Do indie bands in India make money?
By selling a kidney. By selling their soul. Not by playing their music.
- Total Shares
How does an indie musician make money? By crossing over, maybe working in Bollywood. By selling drugs. By running a pyramid scheme. By joining the family business. By doing that long-overdue MBA. By getting a real job. By marrying rich. By stealing. By selling a kidney. By selling their soul. Not by playing their music.
No, no, I jest. There does seem to be a way. It doesn't have the romance of being 17, starting a band with your best friends, and playing your music to thousands of fans chanting your name, making 10 lakh (millions) of rupees each month till you gloriously self-combust.
That's a beautiful mirage - not just here but worldwide. But there's a way.
The independent subculture in the arts is often just this battle to preserve your integrity - and your dignity - while seeking some kind of acclaim and financial viability.
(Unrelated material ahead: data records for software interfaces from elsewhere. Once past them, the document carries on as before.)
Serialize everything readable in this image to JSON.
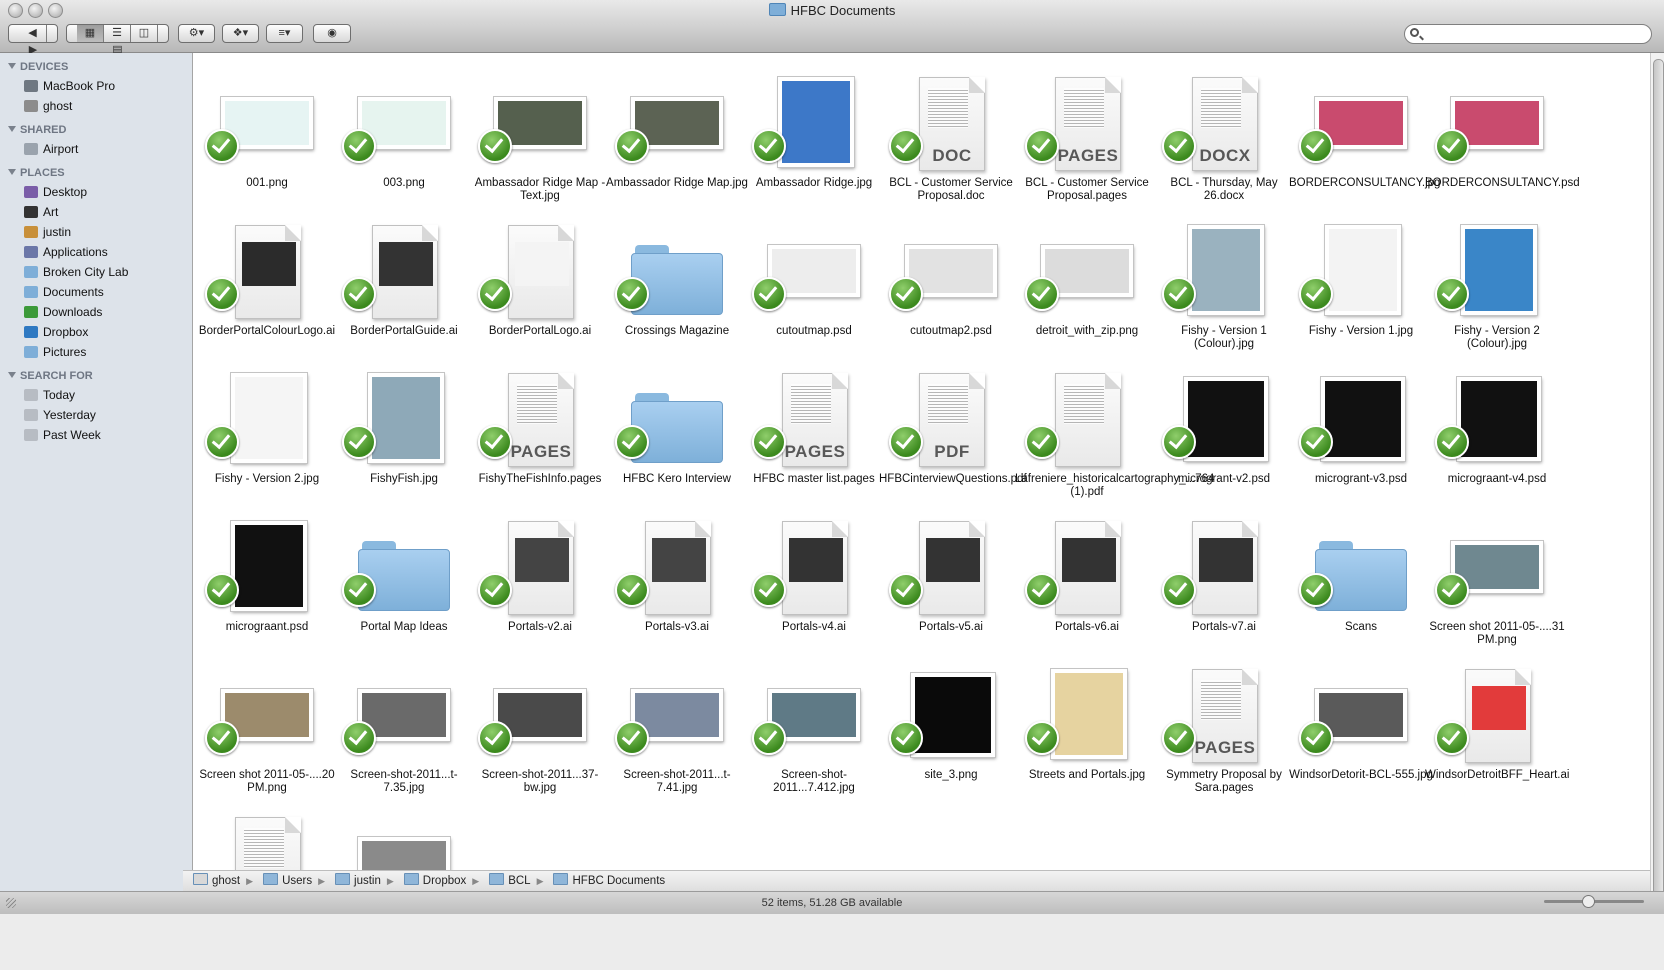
{
  "window": {
    "title": "HFBC Documents"
  },
  "sidebar": {
    "sections": [
      {
        "title": "DEVICES",
        "items": [
          "MacBook Pro",
          "ghost"
        ]
      },
      {
        "title": "SHARED",
        "items": [
          "Airport"
        ]
      },
      {
        "title": "PLACES",
        "items": [
          "Desktop",
          "Art",
          "justin",
          "Applications",
          "Broken City Lab",
          "Documents",
          "Downloads",
          "Dropbox",
          "Pictures"
        ]
      },
      {
        "title": "SEARCH FOR",
        "items": [
          "Today",
          "Yesterday",
          "Past Week"
        ]
      }
    ]
  },
  "files": [
    {
      "name": "001.png",
      "kind": "img",
      "c": "#e6f4f3"
    },
    {
      "name": "003.png",
      "kind": "img",
      "c": "#e6f4ef"
    },
    {
      "name": "Ambassador Ridge Map - Text.jpg",
      "kind": "img",
      "c": "#55604e"
    },
    {
      "name": "Ambassador Ridge Map.jpg",
      "kind": "img",
      "c": "#5c6354"
    },
    {
      "name": "Ambassador Ridge.jpg",
      "kind": "imgtall",
      "c": "#3d78c8"
    },
    {
      "name": "BCL - Customer Service Proposal.doc",
      "kind": "doc",
      "ext": "DOC"
    },
    {
      "name": "BCL - Customer Service Proposal.pages",
      "kind": "doc",
      "ext": "PAGES"
    },
    {
      "name": "BCL - Thursday, May 26.docx",
      "kind": "doc",
      "ext": "DOCX"
    },
    {
      "name": "BORDERCONSULTANCY.jpg",
      "kind": "img",
      "c": "#c94b6e"
    },
    {
      "name": "BORDERCONSULTANCY.psd",
      "kind": "img",
      "c": "#c94b6e"
    },
    {
      "name": "BorderPortalColourLogo.ai",
      "kind": "ai",
      "c": "#2b2b2b"
    },
    {
      "name": "BorderPortalGuide.ai",
      "kind": "ai",
      "c": "#333333"
    },
    {
      "name": "BorderPortalLogo.ai",
      "kind": "ai",
      "c": "#f4f4f4"
    },
    {
      "name": "Crossings Magazine",
      "kind": "folder"
    },
    {
      "name": "cutoutmap.psd",
      "kind": "img",
      "c": "#ededed"
    },
    {
      "name": "cutoutmap2.psd",
      "kind": "img",
      "c": "#e2e2e2"
    },
    {
      "name": "detroit_with_zip.png",
      "kind": "img",
      "c": "#dcdcdc"
    },
    {
      "name": "Fishy - Version 1 (Colour).jpg",
      "kind": "imgtall",
      "c": "#9ab2bf"
    },
    {
      "name": "Fishy - Version 1.jpg",
      "kind": "imgtall",
      "c": "#f3f3f3"
    },
    {
      "name": "Fishy - Version 2 (Colour).jpg",
      "kind": "imgtall",
      "c": "#3a86c8"
    },
    {
      "name": "Fishy - Version 2.jpg",
      "kind": "imgtall",
      "c": "#f5f5f5"
    },
    {
      "name": "FishyFish.jpg",
      "kind": "imgtall",
      "c": "#8ea9b8"
    },
    {
      "name": "FishyTheFishInfo.pages",
      "kind": "doc",
      "ext": "PAGES"
    },
    {
      "name": "HFBC Kero Interview",
      "kind": "folder"
    },
    {
      "name": "HFBC master list.pages",
      "kind": "doc",
      "ext": "PAGES"
    },
    {
      "name": "HFBCinterviewQuestions.pdf",
      "kind": "doc",
      "ext": "PDF"
    },
    {
      "name": "Lafreniere_historicalcartography_...764 (1).pdf",
      "kind": "doc",
      "ext": ""
    },
    {
      "name": "microgrant-v2.psd",
      "kind": "imgsq",
      "c": "#111111"
    },
    {
      "name": "microgrant-v3.psd",
      "kind": "imgsq",
      "c": "#111111"
    },
    {
      "name": "micrograant-v4.psd",
      "kind": "imgsq",
      "c": "#111111"
    },
    {
      "name": "micrograant.psd",
      "kind": "imgtall",
      "c": "#111111"
    },
    {
      "name": "Portal Map Ideas",
      "kind": "folder"
    },
    {
      "name": "Portals-v2.ai",
      "kind": "ai",
      "c": "#444444"
    },
    {
      "name": "Portals-v3.ai",
      "kind": "ai",
      "c": "#444444"
    },
    {
      "name": "Portals-v4.ai",
      "kind": "ai",
      "c": "#333333"
    },
    {
      "name": "Portals-v5.ai",
      "kind": "ai",
      "c": "#333333"
    },
    {
      "name": "Portals-v6.ai",
      "kind": "ai",
      "c": "#333333"
    },
    {
      "name": "Portals-v7.ai",
      "kind": "ai",
      "c": "#333333"
    },
    {
      "name": "Scans",
      "kind": "folder"
    },
    {
      "name": "Screen shot 2011-05-....31 PM.png",
      "kind": "img",
      "c": "#6f8890"
    },
    {
      "name": "Screen shot 2011-05-....20 PM.png",
      "kind": "img",
      "c": "#9c8b6c"
    },
    {
      "name": "Screen-shot-2011...t-7.35.jpg",
      "kind": "img",
      "c": "#6a6a6a"
    },
    {
      "name": "Screen-shot-2011...37-bw.jpg",
      "kind": "img",
      "c": "#4a4a4a"
    },
    {
      "name": "Screen-shot-2011...t-7.41.jpg",
      "kind": "img",
      "c": "#7c8aa0"
    },
    {
      "name": "Screen-shot-2011...7.412.jpg",
      "kind": "img",
      "c": "#5f7a86"
    },
    {
      "name": "site_3.png",
      "kind": "imgsq",
      "c": "#0a0a0a"
    },
    {
      "name": "Streets and Portals.jpg",
      "kind": "imgtall",
      "c": "#e6d3a0"
    },
    {
      "name": "Symmetry Proposal by Sara.pages",
      "kind": "doc",
      "ext": "PAGES"
    },
    {
      "name": "WindsorDetorit-BCL-555.jpg",
      "kind": "img",
      "c": "#5a5a5a"
    },
    {
      "name": "WindsorDetroitBFF_Heart.ai",
      "kind": "ai",
      "c": "#e23b3b"
    },
    {
      "name": "",
      "kind": "doc",
      "ext": ""
    },
    {
      "name": "",
      "kind": "img",
      "c": "#8a8a8a"
    }
  ],
  "pathbar": [
    "ghost",
    "Users",
    "justin",
    "Dropbox",
    "BCL",
    "HFBC Documents"
  ],
  "status": "52 items, 51.28 GB available"
}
You have plenty of bands who toil away for a few years before saying screw this, and then alter their childhood fantasies to fit reality. But then you also have bands like the Raghu Dixit Project, Indian Ocean, Parikrama, Pentagram, Soulmate (among the ones around for a while) that make it.
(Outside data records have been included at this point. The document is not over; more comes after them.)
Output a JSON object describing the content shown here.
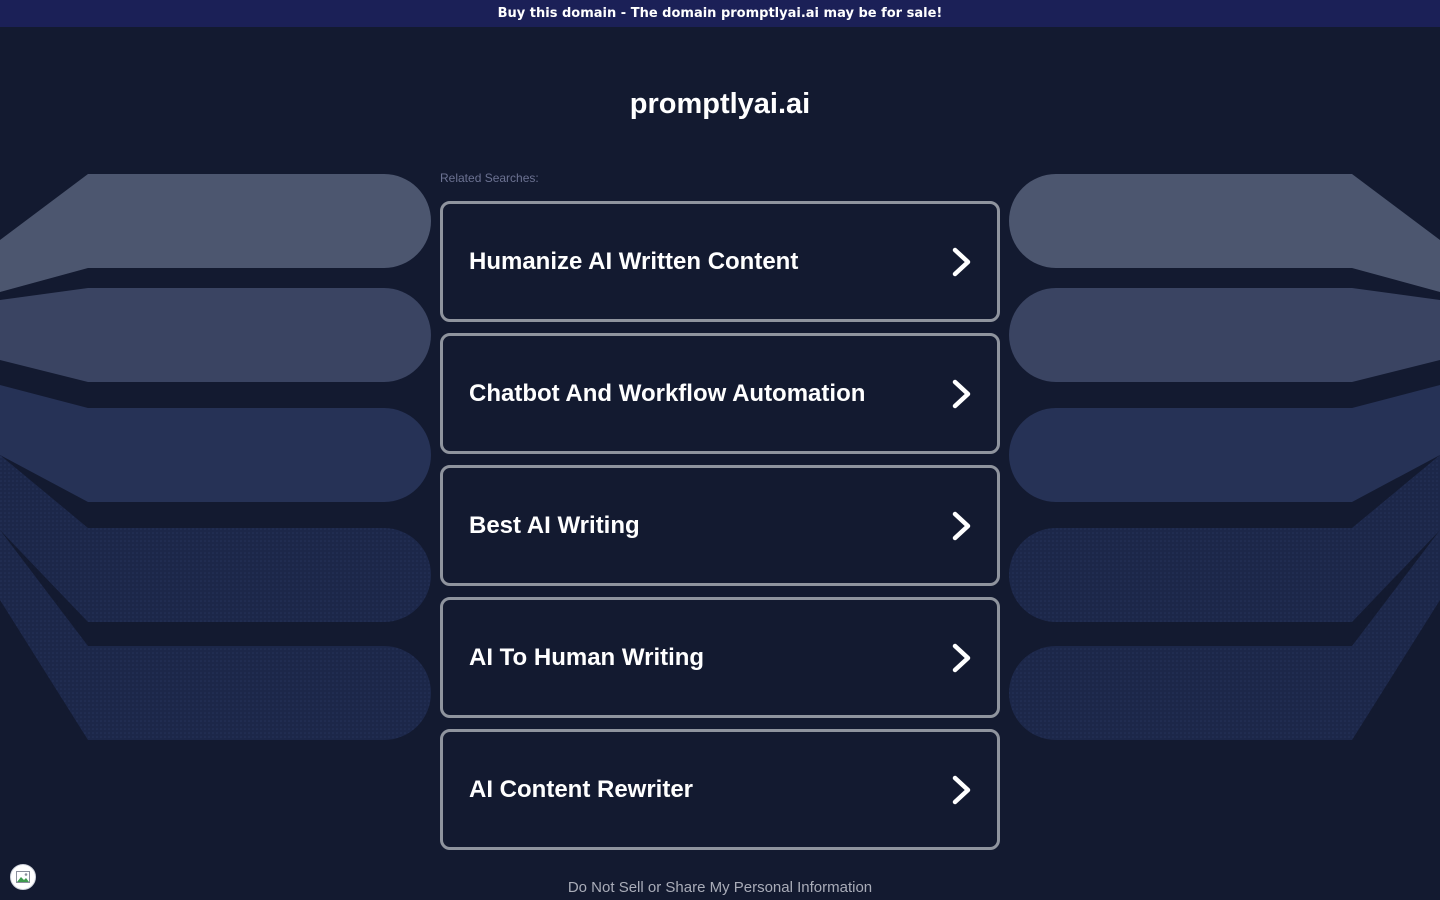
{
  "banner": {
    "text": "Buy this domain - The domain promptlyai.ai may be for sale!"
  },
  "site": {
    "title": "promptlyai.ai"
  },
  "related": {
    "label": "Related Searches:",
    "items": [
      {
        "label": "Humanize AI Written Content"
      },
      {
        "label": "Chatbot And Workflow Automation"
      },
      {
        "label": "Best AI Writing"
      },
      {
        "label": "AI To Human Writing"
      },
      {
        "label": "AI Content Rewriter"
      }
    ]
  },
  "footer": {
    "privacy_link": "Do Not Sell or Share My Personal Information"
  },
  "icons": {
    "chevron": "chevron-right-icon",
    "privacy_badge": "privacy-options-icon"
  },
  "colors": {
    "background": "#131a30",
    "banner": "#1b2057",
    "card_border": "#8f949e",
    "text": "#ffffff",
    "muted_text": "#6c7292"
  }
}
Some of the successful bands here have had crossover appeal, some have maybe made questionable musical choices or played the game a little better than others, others may have had alternative means of income as support (so let's not get into that).
But for the most part, it makes sense to work within the music industry outside of the band you play in, as a way to gain supplementary income and feed your "passion". A recent story this writer did on session musicians revealed how a lot of independent musicians - including people from bands such as the Superfuzz, Faridkot, Frame/Frame -play live/studio sessions for established, popular artists - in Bollywood or otherwise - for monetary stability, while concurrently finding time to write, rehearse, and perform their own music.Bands like Skyharbor play nightly gigs over a period to build up a presence.
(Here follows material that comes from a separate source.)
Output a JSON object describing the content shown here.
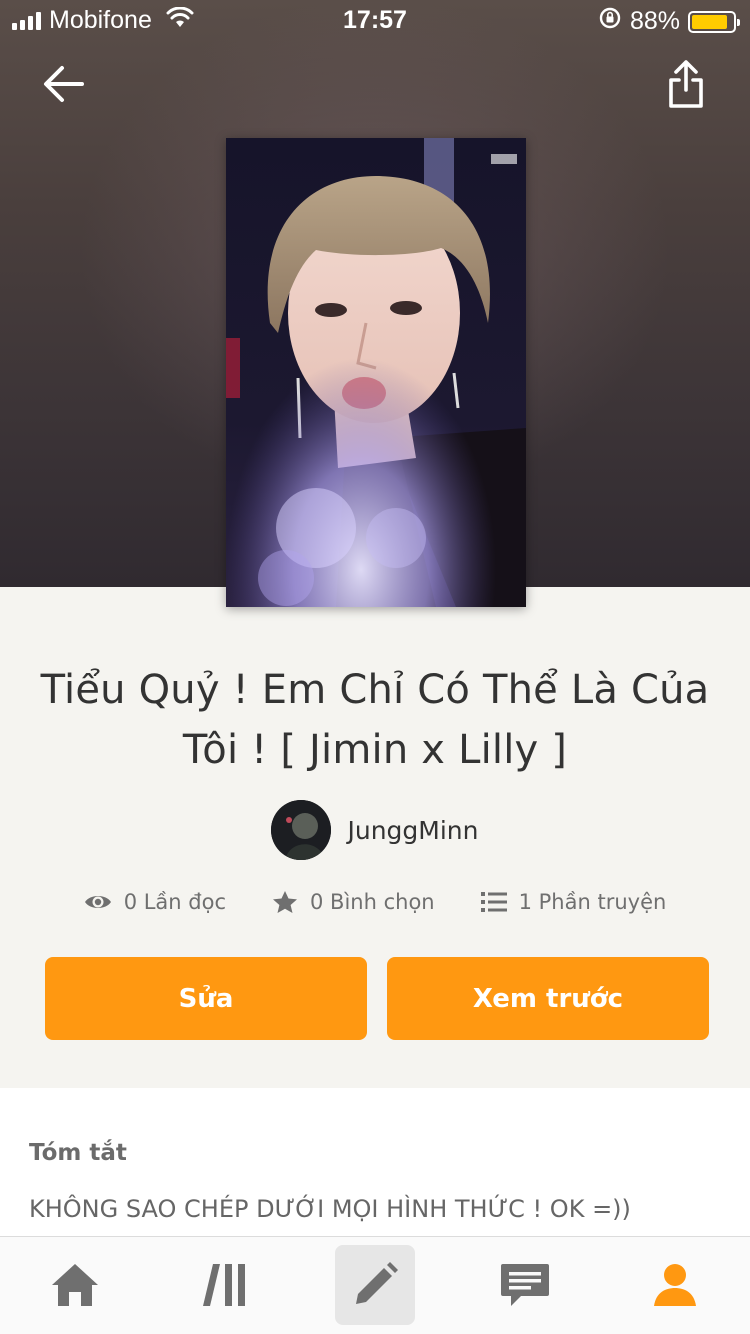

It's a delicate balance, but the means exist for anyone willing to put in the time and effort, with one live gig usually fetching anywhere between Rs 8,000 and Rs 50,000.
The figures are hazy, but album sales have never been substantial enough for bands to rely on them, especially given the cost of production. You do have a place like OKListen.com, which has been a great resource for buying Indian music, but the culture of paying for music exists in a very small capacity.
So sustainability is limited, despite the absence of evil labels hoarding profits.
In the West, where piracy and streaming are serious issues (unlike here, where they're more intellectual discussion than active concern for most bands), heavy touring seems to be the way bands make money (or break even).
They travel in rickety old vans, set up their sound, spend their own money, clash with cruel venues/promoters, crash on friends' couches, all to spread their music (in comparison, Indian bands are far more spoilt, expecting Indigo Airlines and three-star accommodation).Run it's the kid at a Hauz Khas Social gig.
They get a fee per gig, and rely on future (better) bookings and sale of merchandise. Skyharbor, a prog/metal band born in India and with international acclaim now, seems to follow this model, booking festival slots or touring Europe and, more recently, the US, playing almost nightly gigs over a sustained period of time to build up a presence. In India, independent music is barely an organised industry (although it seems to growing), while the audience is limited, so there's a glass ceiling.
There's crowdfunding too, a relatively new model, which allows bands to interact directly with fans, although that's more a tool to sustain yourself rather than make it big. Live gigs, which should be the one regular fixture in the life of the indie band, are a tricky thing.Nucleya plays popular bass at a concert.
They could pay anywhere between Rs 5,000 (for the whole band) for a dingy pub gig to, like, Rs 50,000 for a festival slot (although bands often get a "landing fee", a lump sum amount where they have to figure out all expenses - travel, accommodation, food, substance abuse, miscellaneous). The figure sometimes goes into lakhs for the big headliner-type acts, but generally, it can't be an artist's only source of income unless you're constantly booking and playing gigs (where burnout and cynicism become a possibility given limited venues and small crowds).
It does happen of course, but there's a degree of impracticality also because big gigs tend to be seasonal here, mostly in the September-February period.
These means are only based on research done by this writer; there are presumably more - and enough bands break through the old-fashioned way as well. The larger point is that while the dream may not exist the way everyone imagined, there's an alternative route.
It involves logic, practicality, rationality, skill, and hard work, and isn't all that glamorous, but oh, well. Of course, personally, I much prefer the rock 'n' roll path of being an idiot, grinding away with pigheaded self-belief, and then either succeeding and spiralling out, or failing and spiralling out. But it's far easier to hypothesise than to actually do it.
(Or you could just become a social media manager at a midsized brand and rake in the midsized bucks.)